(Excerpts from an interface dataset)
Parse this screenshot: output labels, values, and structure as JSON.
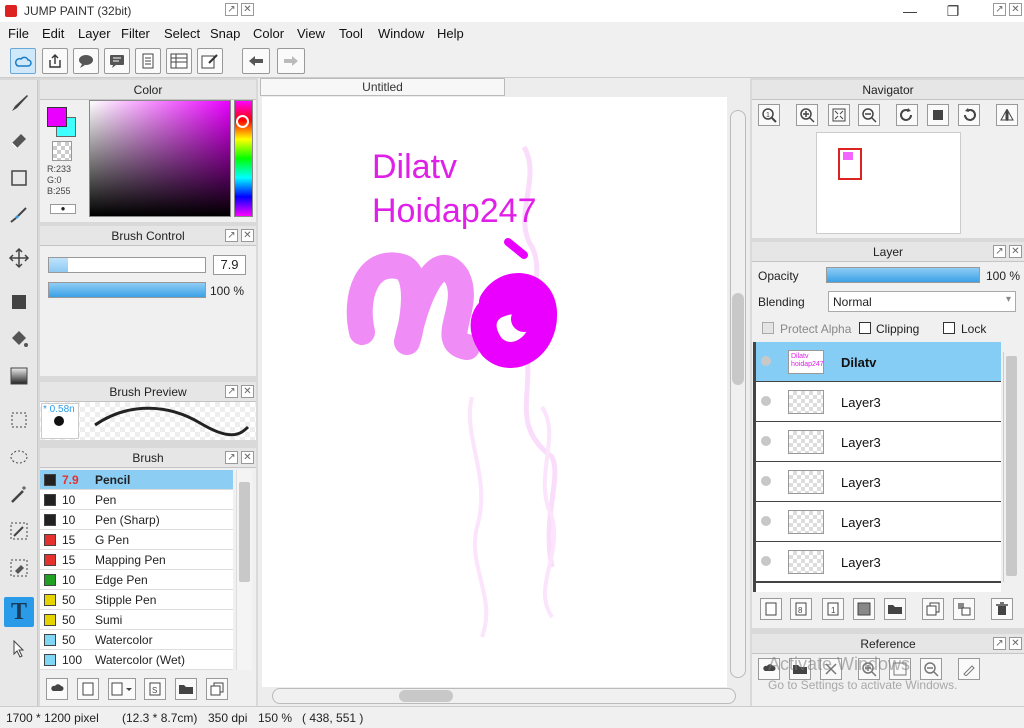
{
  "window": {
    "title": "JUMP PAINT (32bit)",
    "minimize": "—",
    "maximize": "❐",
    "close": "✕"
  },
  "menu": [
    "File",
    "Edit",
    "Layer",
    "Filter",
    "Select",
    "Snap",
    "Color",
    "View",
    "Tool",
    "Window",
    "Help"
  ],
  "toolbar": {
    "icons": [
      "cloud-icon",
      "share-icon",
      "speech-bubble-icon",
      "comment-icon",
      "page-icon",
      "grid-icon",
      "edit-icon",
      "undo-icon",
      "redo-icon"
    ]
  },
  "panels": {
    "color": {
      "title": "Color",
      "main_color": "#e900ff",
      "sub_color": "#40ffff",
      "r": "R:233",
      "g": "G:0",
      "b": "B:255"
    },
    "brush_control": {
      "title": "Brush Control",
      "size": "7.9",
      "size_fraction": 0.12,
      "opacity": "100 %",
      "opacity_fraction": 1.0
    },
    "brush_preview": {
      "title": "Brush Preview",
      "size_label": "* 0.58n"
    },
    "brush": {
      "title": "Brush",
      "items": [
        {
          "size": "7.9",
          "name": "Pencil",
          "color": "#222222"
        },
        {
          "size": "10",
          "name": "Pen",
          "color": "#222222"
        },
        {
          "size": "10",
          "name": "Pen (Sharp)",
          "color": "#222222"
        },
        {
          "size": "15",
          "name": "G Pen",
          "color": "#e53030"
        },
        {
          "size": "15",
          "name": "Mapping Pen",
          "color": "#e53030"
        },
        {
          "size": "10",
          "name": "Edge Pen",
          "color": "#20a020"
        },
        {
          "size": "50",
          "name": "Stipple Pen",
          "color": "#e6d400"
        },
        {
          "size": "50",
          "name": "Sumi",
          "color": "#e6d400"
        },
        {
          "size": "50",
          "name": "Watercolor",
          "color": "#7fd6f5"
        },
        {
          "size": "100",
          "name": "Watercolor (Wet)",
          "color": "#7fd6f5"
        }
      ]
    },
    "navigator": {
      "title": "Navigator"
    },
    "layer": {
      "title": "Layer",
      "opacity_label": "Opacity",
      "opacity_value": "100 %",
      "opacity_fraction": 1.0,
      "blending_label": "Blending",
      "blending_value": "Normal",
      "protect_alpha": "Protect Alpha",
      "clipping": "Clipping",
      "lock": "Lock",
      "items": [
        {
          "name": "Dilatv",
          "thumb": "Dilatv hoidap247"
        },
        {
          "name": "Layer3",
          "thumb": ""
        },
        {
          "name": "Layer3",
          "thumb": ""
        },
        {
          "name": "Layer3",
          "thumb": ""
        },
        {
          "name": "Layer3",
          "thumb": ""
        },
        {
          "name": "Layer3",
          "thumb": ""
        }
      ]
    },
    "reference": {
      "title": "Reference"
    }
  },
  "document": {
    "tab": "Untitled",
    "text_line1": "Dilatv",
    "text_line2": "Hoidap247",
    "brush_color": "#e900ff",
    "brush_color_light": "#f08cf5"
  },
  "watermark": {
    "line1": "Activate Windows",
    "line2": "Go to Settings to activate Windows."
  },
  "status": {
    "size": "1700 * 1200 pixel",
    "cm": "(12.3 * 8.7cm)",
    "dpi": "350 dpi",
    "zoom": "150 %",
    "coords": "( 438, 551 )"
  }
}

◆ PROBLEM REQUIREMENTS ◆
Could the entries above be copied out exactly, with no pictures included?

◆ RESULT ◆
Parse this screenshot: output labels, values, and structure as JSON.
{
  "window": {
    "title": "JUMP PAINT (32bit)",
    "minimize": "—",
    "maximize": "❐",
    "close": "✕"
  },
  "menu": [
    "File",
    "Edit",
    "Layer",
    "Filter",
    "Select",
    "Snap",
    "Color",
    "View",
    "Tool",
    "Window",
    "Help"
  ],
  "toolbar": {
    "icons": [
      "cloud-icon",
      "share-icon",
      "speech-bubble-icon",
      "comment-icon",
      "page-icon",
      "grid-icon",
      "edit-icon",
      "undo-icon",
      "redo-icon"
    ]
  },
  "panels": {
    "color": {
      "title": "Color",
      "main_color": "#e900ff",
      "sub_color": "#40ffff",
      "r": "R:233",
      "g": "G:0",
      "b": "B:255"
    },
    "brush_control": {
      "title": "Brush Control",
      "size": "7.9",
      "size_fraction": 0.12,
      "opacity": "100 %",
      "opacity_fraction": 1.0
    },
    "brush_preview": {
      "title": "Brush Preview",
      "size_label": "* 0.58n"
    },
    "brush": {
      "title": "Brush",
      "items": [
        {
          "size": "7.9",
          "name": "Pencil",
          "color": "#222222"
        },
        {
          "size": "10",
          "name": "Pen",
          "color": "#222222"
        },
        {
          "size": "10",
          "name": "Pen (Sharp)",
          "color": "#222222"
        },
        {
          "size": "15",
          "name": "G Pen",
          "color": "#e53030"
        },
        {
          "size": "15",
          "name": "Mapping Pen",
          "color": "#e53030"
        },
        {
          "size": "10",
          "name": "Edge Pen",
          "color": "#20a020"
        },
        {
          "size": "50",
          "name": "Stipple Pen",
          "color": "#e6d400"
        },
        {
          "size": "50",
          "name": "Sumi",
          "color": "#e6d400"
        },
        {
          "size": "50",
          "name": "Watercolor",
          "color": "#7fd6f5"
        },
        {
          "size": "100",
          "name": "Watercolor (Wet)",
          "color": "#7fd6f5"
        }
      ]
    },
    "navigator": {
      "title": "Navigator"
    },
    "layer": {
      "title": "Layer",
      "opacity_label": "Opacity",
      "opacity_value": "100 %",
      "opacity_fraction": 1.0,
      "blending_label": "Blending",
      "blending_value": "Normal",
      "protect_alpha": "Protect Alpha",
      "clipping": "Clipping",
      "lock": "Lock",
      "items": [
        {
          "name": "Dilatv",
          "thumb": "Dilatv hoidap247"
        },
        {
          "name": "Layer3",
          "thumb": ""
        },
        {
          "name": "Layer3",
          "thumb": ""
        },
        {
          "name": "Layer3",
          "thumb": ""
        },
        {
          "name": "Layer3",
          "thumb": ""
        },
        {
          "name": "Layer3",
          "thumb": ""
        }
      ]
    },
    "reference": {
      "title": "Reference"
    }
  },
  "document": {
    "tab": "Untitled",
    "text_line1": "Dilatv",
    "text_line2": "Hoidap247",
    "brush_color": "#e900ff",
    "brush_color_light": "#f08cf5"
  },
  "watermark": {
    "line1": "Activate Windows",
    "line2": "Go to Settings to activate Windows."
  },
  "status": {
    "size": "1700 * 1200 pixel",
    "cm": "(12.3 * 8.7cm)",
    "dpi": "350 dpi",
    "zoom": "150 %",
    "coords": "( 438, 551 )"
  }
}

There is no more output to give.